The former was as salt as the water of the ocean all along its course; the latter, on the contrary, was quite fresh:
At the point of its junction with the Murray, the water of the Lower Darling was turbid and its current rapid circumstances that would seem to warrant the idea of its being merely a stream of short course, swollen at the period of Captain Sturt's visit by an occasional flood.
The turbid appearance of the water and the rapidity of the current of the Lower Darling may doubtless be accounted for by the character of the country which it had traversed for some distance previous to its falling into the Murray; but it would not be easy to account for the loss of its saline quality in its progress towards the point of its junction with the latter stream.
On the supposition, therefore, that the Darling, properly so called, is not the river that Captain Sturt discovered in the course of is second expedition, emptying itself into the Murray, it becomes a matter, of the highest importance to ascertain the character and the fate (for in speaking of Australian rivers we can scarcely speak positively of the outlet,) of the former of these streams.
Is the Darling then a river at all or is it not rather an arm of the sea that has wormed itself into the heart of our continent from that part of the northwest coast which is still unexamined and where Dampier found the tides so high and the currents so rapid that he gave it as his opinion; that there must either be an extensive inlet into the land in that direction or an archipelago of islands on the coast?
The existence of such an inlet is actually supposed probable by those who are perhaps the best qualified of any to offer an opinion as to the physical conformation of the unexplored portion of this continent; and it is also supposed not unlikely that the Darling river may be its head; in which case that river will probably be found turning round to the northward and westward at no great distance from the point at which its examination by Captain Sturt was discontinued.
For our own parts, we look forward with intense anxiety to the results of future geographical investigation in the direction of the north-west angle of this continent, and we feel quite confident that some extensive inlet will at no distant day be discovered in that part of the Australian land; but we confess we are altogether sceptical as to the likelihood of the Darling river being found the head of any such inlet from the Indian Ocean, as there is reason to believe actually exists, however triumphantly we might have the actual realization of such an hypothesis, as by far the most splendid discovery that had ever been effected in the continent of New Holland.
The idea, indeed, of the existence of a saltwater inlet or extensive inland sea to, the northwestward, seems to derive some probability from the circumstance of the natives in that part of the interior which Captain Sturt has partially explored having spears headed with agate, on which they appeared to set a high value, and with which they refused to part for anything their European visitors could offer them.
On endeavouring to ascertain the use to which the natives applied these weapons, by pointing them in a horizontal direction as if in the act of launching them at a kangaroo or emu, the natives signified they were intended for a quite different purpose, by pointing them towards the ground as if in the act of launching them at some sea-monster.

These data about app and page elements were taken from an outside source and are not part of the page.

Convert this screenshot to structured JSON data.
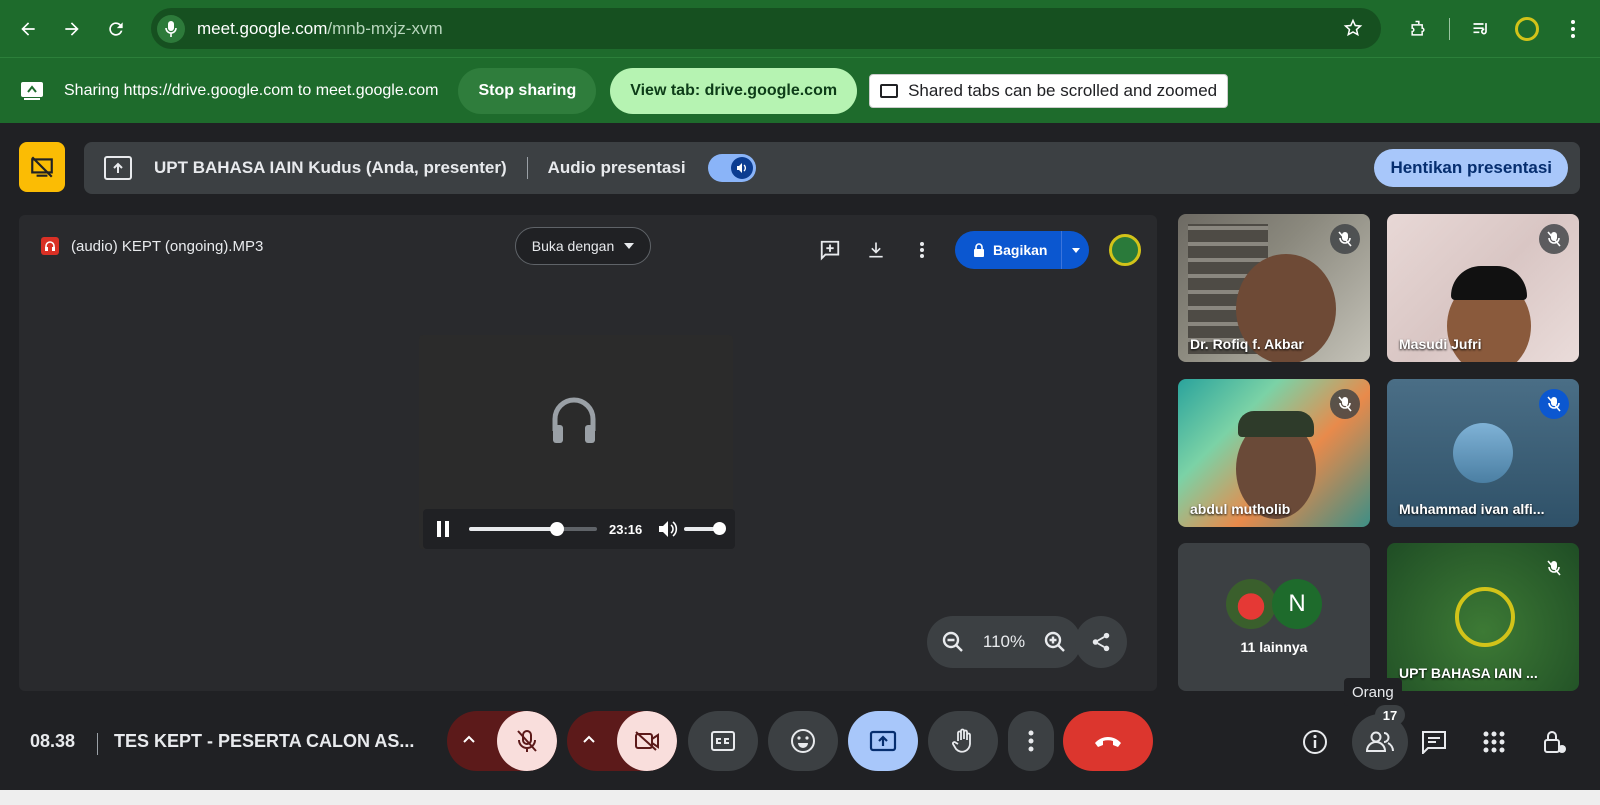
{
  "browser": {
    "url_domain": "meet.google.com",
    "url_path": "/mnb-mxjz-xvm"
  },
  "share_bar": {
    "message": "Sharing https://drive.google.com to meet.google.com",
    "stop_label": "Stop sharing",
    "view_label": "View tab: drive.google.com",
    "note": "Shared tabs can be scrolled and zoomed"
  },
  "presentation": {
    "title": "UPT BAHASA IAIN Kudus (Anda, presenter)",
    "audio_label": "Audio presentasi",
    "audio_on": true,
    "stop_label": "Hentikan presentasi"
  },
  "drive": {
    "file_name": "(audio) KEPT (ongoing).MP3",
    "open_with": "Buka dengan",
    "share_label": "Bagikan",
    "player": {
      "time": "23:16",
      "progress": 0.69,
      "volume": 1.0
    },
    "zoom_level": "110%"
  },
  "participants": [
    {
      "name": "Dr. Rofiq f. Akbar",
      "muted": true
    },
    {
      "name": "Masudi Jufri",
      "muted": true
    },
    {
      "name": "abdul mutholib",
      "muted": true
    },
    {
      "name": "Muhammad ivan alfi...",
      "muted": true
    },
    {
      "name": "11 lainnya",
      "initial": "N"
    },
    {
      "name": "UPT BAHASA IAIN ...",
      "muted": true
    }
  ],
  "bottom_bar": {
    "clock": "08.38",
    "meeting_title": "TES KEPT - PESERTA CALON AS...",
    "people_count": "17",
    "people_tooltip": "Orang"
  },
  "colors": {
    "browser_green": "#1e6b2c",
    "leave_red": "#dc362e",
    "present_blue": "#a8c7fa",
    "share_blue": "#0b57d0"
  }
}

At all events, the problem, to be solved by an expedition, or rather by a series of expeditions, of discovery into the northern interior is one of which the solution cannot fail to prove intensely interesting to the colony at large.
The proposed expedition will in all likelihood, form its first encampment in the vicinity of the Darling, and send a detachment down that river to ascertain whether it actually pursues a southerly course till it is lost in the Murray or disembogues its briny waters into some inland sea.

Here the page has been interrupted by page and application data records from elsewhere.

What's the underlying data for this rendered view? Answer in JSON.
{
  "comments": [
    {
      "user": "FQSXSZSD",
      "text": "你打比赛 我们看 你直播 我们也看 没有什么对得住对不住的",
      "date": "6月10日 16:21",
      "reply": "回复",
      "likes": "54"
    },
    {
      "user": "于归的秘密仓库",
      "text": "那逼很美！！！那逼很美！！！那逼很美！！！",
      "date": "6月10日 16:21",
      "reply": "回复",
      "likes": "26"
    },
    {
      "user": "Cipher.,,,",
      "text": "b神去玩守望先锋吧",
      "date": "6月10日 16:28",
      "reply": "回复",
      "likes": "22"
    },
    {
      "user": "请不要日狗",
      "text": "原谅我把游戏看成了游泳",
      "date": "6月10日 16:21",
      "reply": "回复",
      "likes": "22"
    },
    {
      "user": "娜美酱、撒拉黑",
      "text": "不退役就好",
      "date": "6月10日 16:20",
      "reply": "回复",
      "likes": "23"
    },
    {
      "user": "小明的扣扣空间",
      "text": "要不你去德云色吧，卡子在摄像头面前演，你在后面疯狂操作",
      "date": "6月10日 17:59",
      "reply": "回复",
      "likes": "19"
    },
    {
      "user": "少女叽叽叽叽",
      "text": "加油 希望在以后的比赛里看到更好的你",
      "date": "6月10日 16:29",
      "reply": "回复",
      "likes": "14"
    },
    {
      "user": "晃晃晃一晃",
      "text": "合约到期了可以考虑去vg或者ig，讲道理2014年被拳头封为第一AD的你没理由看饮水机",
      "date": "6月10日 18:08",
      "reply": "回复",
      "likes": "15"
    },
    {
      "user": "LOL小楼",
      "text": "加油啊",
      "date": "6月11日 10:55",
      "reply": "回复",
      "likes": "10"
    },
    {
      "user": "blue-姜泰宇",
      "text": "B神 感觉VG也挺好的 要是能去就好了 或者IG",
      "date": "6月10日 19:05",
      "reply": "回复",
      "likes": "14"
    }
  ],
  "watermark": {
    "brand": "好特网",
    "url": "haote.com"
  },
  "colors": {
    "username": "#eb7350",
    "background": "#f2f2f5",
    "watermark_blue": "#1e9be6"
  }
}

The result of this investigation will probably determine the future course and objects of the expedition, to which we sincerely wish entire success.